Future Work – While this research addressed several questions regarding the factors that affect transpiration rates, the data also raised additional questions. Future work at Inorganic Ventures regarding transpiration effects and mechanisms will include:
 Cap torque – More data is required to fully characterize this effect, and the initial study needs to be extended to incorporate HDPE and borosilicate bottles.
 Cap design? – The interface between the cap and the bottle appears critical in determining overall transpiration rates. Could a different cap material or cap design (e.g., a cap liner) decrease the transpiration rate?
 Matrix effect – The significance of the solution matrix upon transpiration rates seems evident, but this research focused on extremes in matrix composition (i.e., high acid contents compared to water). Characterizing intermediate matrices to fully describe this effect is warranted, which also raises the question ‘does the certified analyte and/or its concentration have any effect upon the transpiration rate?’.

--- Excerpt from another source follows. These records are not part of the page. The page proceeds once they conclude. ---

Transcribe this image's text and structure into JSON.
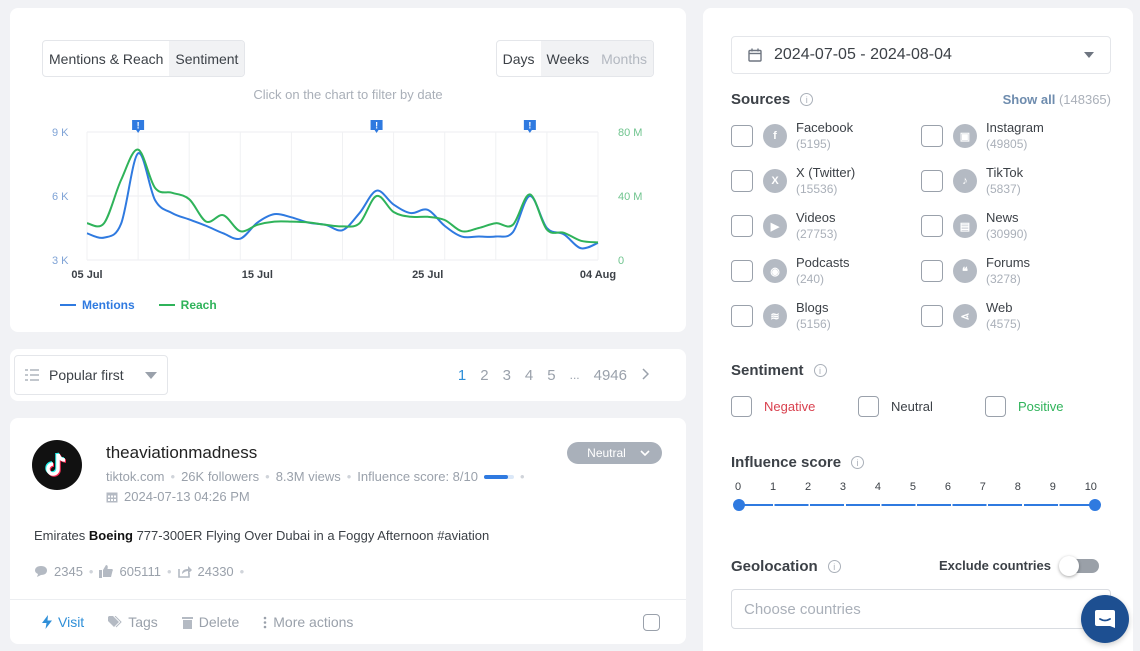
{
  "chart_card": {
    "tabs": [
      {
        "label": "Mentions & Reach",
        "active": true
      },
      {
        "label": "Sentiment",
        "active": false
      }
    ],
    "period_tabs": [
      {
        "label": "Days",
        "state": "active"
      },
      {
        "label": "Weeks",
        "state": "inactive"
      },
      {
        "label": "Months",
        "state": "disabled"
      }
    ],
    "hint": "Click on the chart to filter by date"
  },
  "chart_data": {
    "type": "line",
    "title": "",
    "x": [
      "05 Jul",
      "06 Jul",
      "07 Jul",
      "08 Jul",
      "09 Jul",
      "10 Jul",
      "11 Jul",
      "12 Jul",
      "13 Jul",
      "14 Jul",
      "15 Jul",
      "16 Jul",
      "17 Jul",
      "18 Jul",
      "19 Jul",
      "20 Jul",
      "21 Jul",
      "22 Jul",
      "23 Jul",
      "24 Jul",
      "25 Jul",
      "26 Jul",
      "27 Jul",
      "28 Jul",
      "29 Jul",
      "30 Jul",
      "31 Jul",
      "01 Aug",
      "02 Aug",
      "03 Aug",
      "04 Aug"
    ],
    "x_tick_labels": [
      "05 Jul",
      "15 Jul",
      "25 Jul",
      "04 Aug"
    ],
    "y_left": {
      "label": "Mentions",
      "ticks": [
        "3 K",
        "6 K",
        "9 K"
      ],
      "range": [
        3000,
        9000
      ]
    },
    "y_right": {
      "label": "Reach",
      "ticks": [
        "0",
        "40 M",
        "80 M"
      ],
      "range": [
        0,
        80000000
      ]
    },
    "series": [
      {
        "name": "Mentions",
        "axis": "left",
        "color": "#2f7ae0",
        "values": [
          4250,
          4050,
          4700,
          8000,
          5800,
          5200,
          4900,
          4600,
          4250,
          4000,
          4750,
          5150,
          5000,
          4750,
          4650,
          4400,
          5200,
          6250,
          5600,
          5200,
          5350,
          4600,
          4100,
          4100,
          4100,
          4300,
          6000,
          4500,
          4200,
          3550,
          3800
        ]
      },
      {
        "name": "Reach",
        "axis": "right",
        "color": "#2fb35a",
        "values": [
          23000000,
          23000000,
          50000000,
          69000000,
          45000000,
          42000000,
          38000000,
          24000000,
          28000000,
          18000000,
          22000000,
          24000000,
          24000000,
          23500000,
          22000000,
          21000000,
          23000000,
          40000000,
          30000000,
          27000000,
          27000000,
          25000000,
          18000000,
          20000000,
          23000000,
          22000000,
          41000000,
          19000000,
          17000000,
          12000000,
          11000000
        ]
      }
    ],
    "annotations": [
      {
        "x": "08 Jul",
        "label": "!"
      },
      {
        "x": "22 Jul",
        "label": "!"
      },
      {
        "x": "31 Jul",
        "label": "!"
      }
    ],
    "grid": true,
    "legend": "bottom-left"
  },
  "sort": {
    "label": "Popular first"
  },
  "pagination": {
    "pages": [
      "1",
      "2",
      "3",
      "4",
      "5"
    ],
    "ellipsis": "...",
    "last": "4946",
    "current": "1"
  },
  "post": {
    "author": "theaviationmadness",
    "source": "tiktok.com",
    "followers": "26K followers",
    "views": "8.3M views",
    "influence": "Influence score: 8/10",
    "influence_value": 0.8,
    "date": "2024-07-13 04:26 PM",
    "sentiment": "Neutral",
    "text_before": "Emirates ",
    "text_bold": "Boeing",
    "text_after": " 777-300ER Flying Over Dubai in a Foggy Afternoon #aviation",
    "comments": "2345",
    "likes": "605111",
    "shares": "24330",
    "actions": {
      "visit": "Visit",
      "tags": "Tags",
      "delete": "Delete",
      "more": "More actions"
    }
  },
  "filters": {
    "date_range": "2024-07-05 - 2024-08-04",
    "sources_title": "Sources",
    "show_all": "Show all",
    "show_all_count": "(148365)",
    "sources": [
      {
        "name": "Facebook",
        "count": "(5195)",
        "icon": "f"
      },
      {
        "name": "Instagram",
        "count": "(49805)",
        "icon": "▣"
      },
      {
        "name": "X (Twitter)",
        "count": "(15536)",
        "icon": "X"
      },
      {
        "name": "TikTok",
        "count": "(5837)",
        "icon": "♪"
      },
      {
        "name": "Videos",
        "count": "(27753)",
        "icon": "▶"
      },
      {
        "name": "News",
        "count": "(30990)",
        "icon": "▤"
      },
      {
        "name": "Podcasts",
        "count": "(240)",
        "icon": "◉"
      },
      {
        "name": "Forums",
        "count": "(3278)",
        "icon": "❝"
      },
      {
        "name": "Blogs",
        "count": "(5156)",
        "icon": "≋"
      },
      {
        "name": "Web",
        "count": "(4575)",
        "icon": "⋖"
      }
    ],
    "sentiment_title": "Sentiment",
    "sentiments": [
      {
        "label": "Negative",
        "color": "#d9414f"
      },
      {
        "label": "Neutral",
        "color": "#3c4147"
      },
      {
        "label": "Positive",
        "color": "#2fb35a"
      }
    ],
    "influence_title": "Influence score",
    "influence_ticks": [
      "0",
      "1",
      "2",
      "3",
      "4",
      "5",
      "6",
      "7",
      "8",
      "9",
      "10"
    ],
    "influence_range": [
      0,
      10
    ],
    "geolocation_title": "Geolocation",
    "exclude_countries": "Exclude countries",
    "exclude_enabled": false,
    "countries_placeholder": "Choose countries"
  }
}
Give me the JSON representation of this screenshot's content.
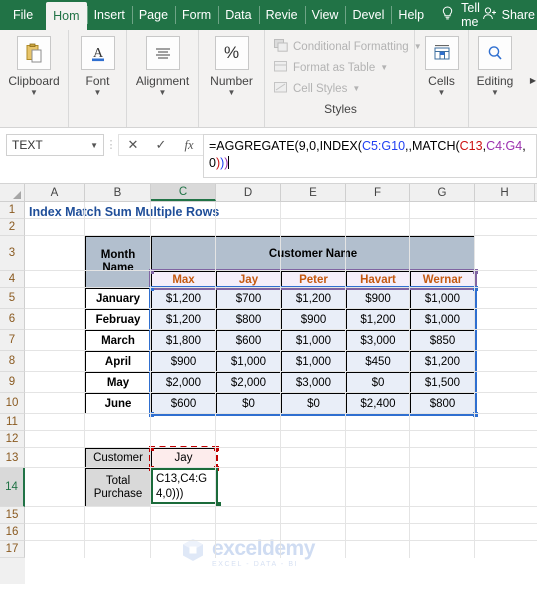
{
  "titlebar": {
    "tabs": [
      {
        "label": "File",
        "active": false
      },
      {
        "label": "Hom",
        "active": true
      },
      {
        "label": "Insert",
        "active": false
      },
      {
        "label": "Page",
        "active": false
      },
      {
        "label": "Form",
        "active": false
      },
      {
        "label": "Data",
        "active": false
      },
      {
        "label": "Revie",
        "active": false
      },
      {
        "label": "View",
        "active": false
      },
      {
        "label": "Devel",
        "active": false
      },
      {
        "label": "Help",
        "active": false
      }
    ],
    "tell_me": "Tell me",
    "share": "Share",
    "accent_color": "#217346"
  },
  "ribbon": {
    "groups": [
      {
        "label": "Clipboard",
        "icon": "clipboard-icon"
      },
      {
        "label": "Font",
        "icon": "font-a-icon"
      },
      {
        "label": "Alignment",
        "icon": "alignment-icon"
      },
      {
        "label": "Number",
        "icon": "percent-icon"
      }
    ],
    "styles": {
      "caption": "Styles",
      "items": [
        {
          "label": "Conditional Formatting",
          "icon": "conditional-formatting-icon"
        },
        {
          "label": "Format as Table",
          "icon": "format-as-table-icon"
        },
        {
          "label": "Cell Styles",
          "icon": "cell-styles-icon"
        }
      ]
    },
    "cells": {
      "label": "Cells",
      "icon": "cells-icon"
    },
    "editing": {
      "label": "Editing",
      "icon": "search-icon"
    }
  },
  "formula_bar": {
    "name_box": "TEXT",
    "cancel_icon": "close-icon",
    "enter_icon": "check-icon",
    "function_icon": "fx-icon",
    "formula_parts": [
      {
        "text": "=AGGREGATE(9,0,INDEX(",
        "color": "black"
      },
      {
        "text": "C5:G10",
        "color": "blue"
      },
      {
        "text": ",,MATCH(",
        "color": "black"
      },
      {
        "text": "C13",
        "color": "red"
      },
      {
        "text": ",",
        "color": "black"
      },
      {
        "text": "C4:G4",
        "color": "purple"
      },
      {
        "text": ",0",
        "color": "black"
      },
      {
        "text": ")",
        "color": "red"
      },
      {
        "text": ")",
        "color": "blue"
      },
      {
        "text": ")",
        "color": "purple"
      }
    ],
    "formula_text": "=AGGREGATE(9,0,INDEX(C5:G10,,MATCH(C13,C4:G4,0)))"
  },
  "grid": {
    "columns": [
      "A",
      "B",
      "C",
      "D",
      "E",
      "F",
      "G",
      "H"
    ],
    "selected_column": "C",
    "rows": [
      "1",
      "2",
      "3",
      "4",
      "5",
      "6",
      "7",
      "8",
      "9",
      "10",
      "11",
      "12",
      "13",
      "14",
      "15",
      "16",
      "17"
    ],
    "active_row": "14",
    "sheet_title": "Index Match Sum Multiple Rows"
  },
  "table": {
    "corner_header": "Month Name",
    "group_header": "Customer Name",
    "customers": [
      "Max",
      "Jay",
      "Peter",
      "Havart",
      "Wernar"
    ],
    "rows": [
      {
        "month": "January",
        "values": [
          "$1,200",
          "$700",
          "$1,200",
          "$900",
          "$1,000"
        ]
      },
      {
        "month": "Februay",
        "values": [
          "$1,200",
          "$800",
          "$900",
          "$1,200",
          "$1,000"
        ]
      },
      {
        "month": "March",
        "values": [
          "$1,800",
          "$600",
          "$1,000",
          "$3,000",
          "$850"
        ]
      },
      {
        "month": "April",
        "values": [
          "$900",
          "$1,000",
          "$1,000",
          "$450",
          "$1,200"
        ]
      },
      {
        "month": "May",
        "values": [
          "$2,000",
          "$2,000",
          "$3,000",
          "$0",
          "$1,500"
        ]
      },
      {
        "month": "June",
        "values": [
          "$600",
          "$0",
          "$0",
          "$2,400",
          "$800"
        ]
      }
    ]
  },
  "lookup": {
    "customer_label": "Customer",
    "customer_value": "Jay",
    "total_label_line1": "Total",
    "total_label_line2": "Purchase",
    "active_cell_text": "C13,C4:G4,0)))"
  },
  "watermark": {
    "name": "exceldemy",
    "tagline": "EXCEL - DATA - BI"
  },
  "colors": {
    "excel_green": "#217346",
    "selection_blue": "#2f6fd0",
    "selection_purple": "#8064a2",
    "selection_red": "#c00000",
    "active_green": "#1b6b3a",
    "customer_orange": "#c55a11",
    "title_blue": "#1f4e99",
    "header_grey_blue": "#b2bfce"
  }
}
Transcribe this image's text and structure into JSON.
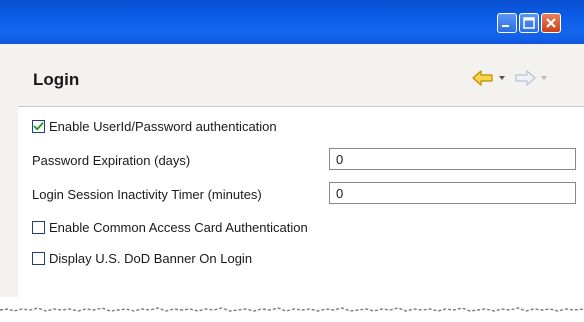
{
  "window": {
    "controls": {
      "minimize_icon": "minimize-icon",
      "maximize_icon": "maximize-icon",
      "close_icon": "close-icon"
    },
    "colors": {
      "titlebar": "#0b5be6",
      "close": "#c84117",
      "panel": "#f3f2ef"
    }
  },
  "header": {
    "title": "Login",
    "nav": {
      "back_icon": "arrow-left-icon",
      "forward_icon": "arrow-right-icon",
      "back_color": "#e8b200",
      "forward_color": "#b9c3d6"
    }
  },
  "form": {
    "enable_userid_password": {
      "label": "Enable UserId/Password authentication",
      "checked": true
    },
    "password_expiration": {
      "label": "Password Expiration (days)",
      "value": "0"
    },
    "session_timer": {
      "label": "Login Session Inactivity Timer (minutes)",
      "value": "0"
    },
    "enable_cac": {
      "label": "Enable Common Access Card Authentication",
      "checked": false
    },
    "dod_banner": {
      "label": "Display U.S. DoD Banner On Login",
      "checked": false
    }
  }
}
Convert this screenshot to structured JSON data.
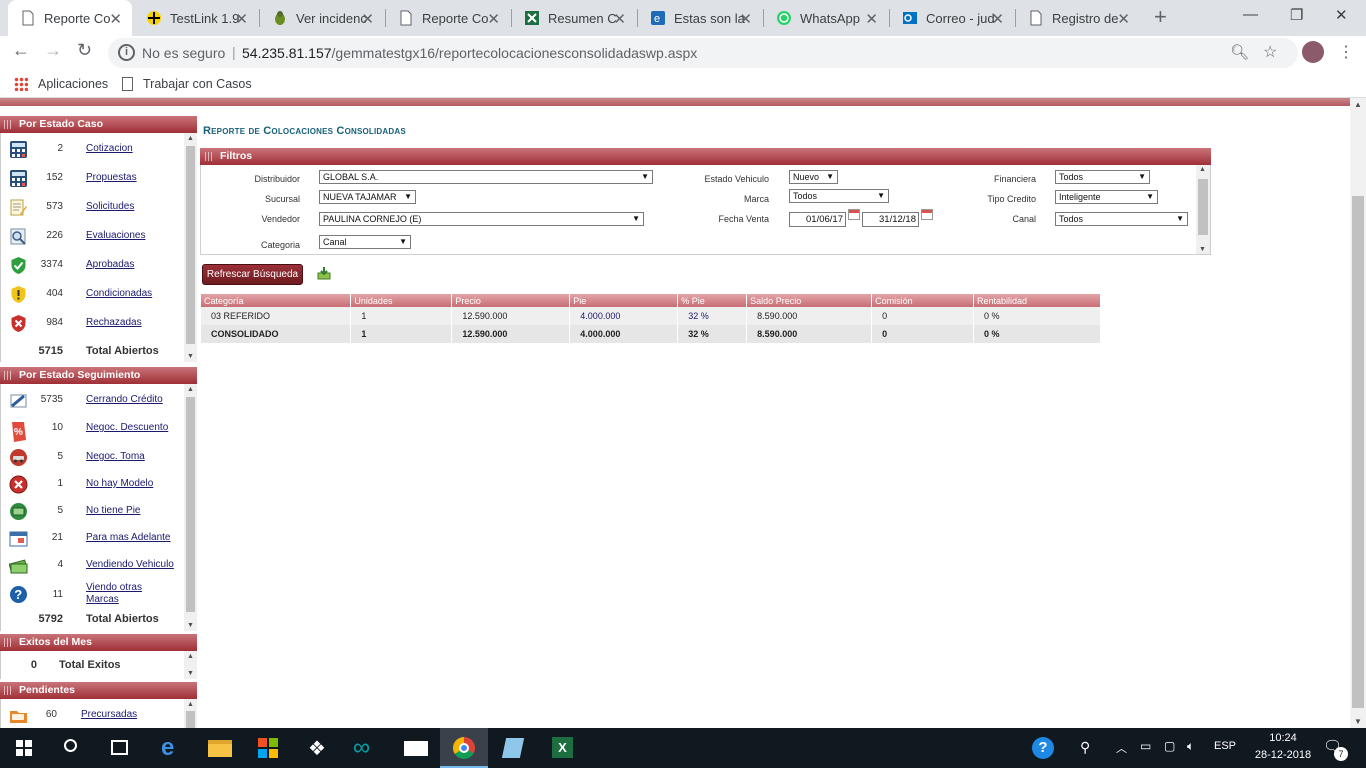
{
  "browser": {
    "tabs": [
      {
        "label": "Reporte Co",
        "icon": "document-icon",
        "active": true
      },
      {
        "label": "TestLink 1.9",
        "icon": "testlink-icon"
      },
      {
        "label": "Ver incidenc",
        "icon": "bug-icon"
      },
      {
        "label": "Reporte Co",
        "icon": "document-icon"
      },
      {
        "label": "Resumen C",
        "icon": "excel-icon"
      },
      {
        "label": "Estas son la",
        "icon": "ie-icon"
      },
      {
        "label": "WhatsApp",
        "icon": "whatsapp-icon"
      },
      {
        "label": "Correo - jud",
        "icon": "outlook-icon"
      },
      {
        "label": "Registro de",
        "icon": "document-icon"
      }
    ],
    "security_text": "No es seguro",
    "url_host": "54.235.81.157",
    "url_path": "/gemmatestgx16/reportecolocacionesconsolidadaswp.aspx",
    "bookmarks": [
      {
        "label": "Aplicaciones",
        "icon": "apps-grid-icon"
      },
      {
        "label": "Trabajar con Casos",
        "icon": "page-icon"
      }
    ]
  },
  "sidebar": {
    "estado_caso": {
      "title": "Por Estado Caso",
      "items": [
        {
          "count": "2",
          "label": "Cotizacion",
          "icon": "calculator-icon"
        },
        {
          "count": "152",
          "label": "Propuestas",
          "icon": "calculator-icon"
        },
        {
          "count": "573",
          "label": "Solicitudes",
          "icon": "form-pencil-icon"
        },
        {
          "count": "226",
          "label": "Evaluaciones",
          "icon": "magnifier-doc-icon"
        },
        {
          "count": "3374",
          "label": "Aprobadas",
          "icon": "green-shield-check-icon"
        },
        {
          "count": "404",
          "label": "Condicionadas",
          "icon": "yellow-shield-warning-icon"
        },
        {
          "count": "984",
          "label": "Rechazadas",
          "icon": "red-shield-x-icon"
        }
      ],
      "total_count": "5715",
      "total_label": "Total Abiertos"
    },
    "estado_seguimiento": {
      "title": "Por Estado Seguimiento",
      "items": [
        {
          "count": "5735",
          "label": "Cerrando Crédito",
          "icon": "writing-hand-icon"
        },
        {
          "count": "10",
          "label": "Negoc. Descuento",
          "icon": "percent-tag-icon"
        },
        {
          "count": "5",
          "label": "Negoc. Toma",
          "icon": "car-trade-icon"
        },
        {
          "count": "1",
          "label": "No hay Modelo",
          "icon": "red-x-circle-icon"
        },
        {
          "count": "5",
          "label": "No tiene Pie",
          "icon": "money-stack-icon"
        },
        {
          "count": "21",
          "label": "Para mas Adelante",
          "icon": "calendar-icon"
        },
        {
          "count": "4",
          "label": "Vendiendo Vehiculo",
          "icon": "cash-bills-icon"
        },
        {
          "count": "11",
          "label": "Viendo otras Marcas",
          "icon": "question-circle-icon"
        }
      ],
      "total_count": "5792",
      "total_label": "Total Abiertos"
    },
    "exitos": {
      "title": "Exitos del Mes",
      "total_count": "0",
      "total_label": "Total Exitos"
    },
    "pendientes": {
      "title": "Pendientes",
      "items": [
        {
          "count": "60",
          "label": "Precursadas",
          "icon": "orange-folder-icon"
        }
      ]
    }
  },
  "report": {
    "title": "Reporte de Colocaciones Consolidadas",
    "filters_title": "Filtros",
    "filters": {
      "distribuidor": {
        "label": "Distribuidor",
        "value": "GLOBAL S.A."
      },
      "sucursal": {
        "label": "Sucursal",
        "value": "NUEVA TAJAMAR"
      },
      "vendedor": {
        "label": "Vendedor",
        "value": "PAULINA CORNEJO (E)"
      },
      "categoria": {
        "label": "Categoria",
        "value": "Canal"
      },
      "estado_vehiculo": {
        "label": "Estado Vehiculo",
        "value": "Nuevo"
      },
      "marca": {
        "label": "Marca",
        "value": "Todos"
      },
      "fecha_venta": {
        "label": "Fecha Venta",
        "from": "01/06/17",
        "to": "31/12/18"
      },
      "financiera": {
        "label": "Financiera",
        "value": "Todos"
      },
      "tipo_credito": {
        "label": "Tipo Credito",
        "value": "Inteligente"
      },
      "canal": {
        "label": "Canal",
        "value": "Todos"
      }
    },
    "refresh_label": "Refrescar Búsqueda",
    "table": {
      "headers": [
        "Categoría",
        "Unidades",
        "Precio",
        "Pie",
        "% Pie",
        "Saldo Precio",
        "Comisión",
        "Rentabilidad"
      ],
      "rows": [
        [
          "03 REFERIDO",
          "1",
          "12.590.000",
          "4.000.000",
          "32 %",
          "8.590.000",
          "0",
          "0 %"
        ],
        [
          "CONSOLIDADO",
          "1",
          "12.590.000",
          "4.000.000",
          "32 %",
          "8.590.000",
          "0",
          "0 %"
        ]
      ]
    }
  },
  "taskbar": {
    "apps": [
      "start-icon",
      "search-icon",
      "task-view-icon",
      "edge-icon",
      "file-explorer-icon",
      "store-icon",
      "dropbox-icon",
      "arduino-icon",
      "mail-icon",
      "chrome-icon",
      "notes-icon",
      "excel-icon"
    ],
    "language": "ESP",
    "time": "10:24",
    "date": "28-12-2018",
    "notifications": "7"
  },
  "colors": {
    "accent": "#9f2f36",
    "title_teal": "#17607a",
    "link": "#1a1a6e"
  }
}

 Cap vs. Walls – Isolating different bottle regions and measuring transpiration rates specific to these regions is a research focus, as the relative importance of the different bottle parts to overall transpiration rates is poorly characterized at this time.
 Can transpiration be predicted? – Is it possible to develop a mathematical relationship that would incorporate the dominant factors affecting transpiration rates? If so, could this equation be used to calculate transpiration rates with specified uncertainties?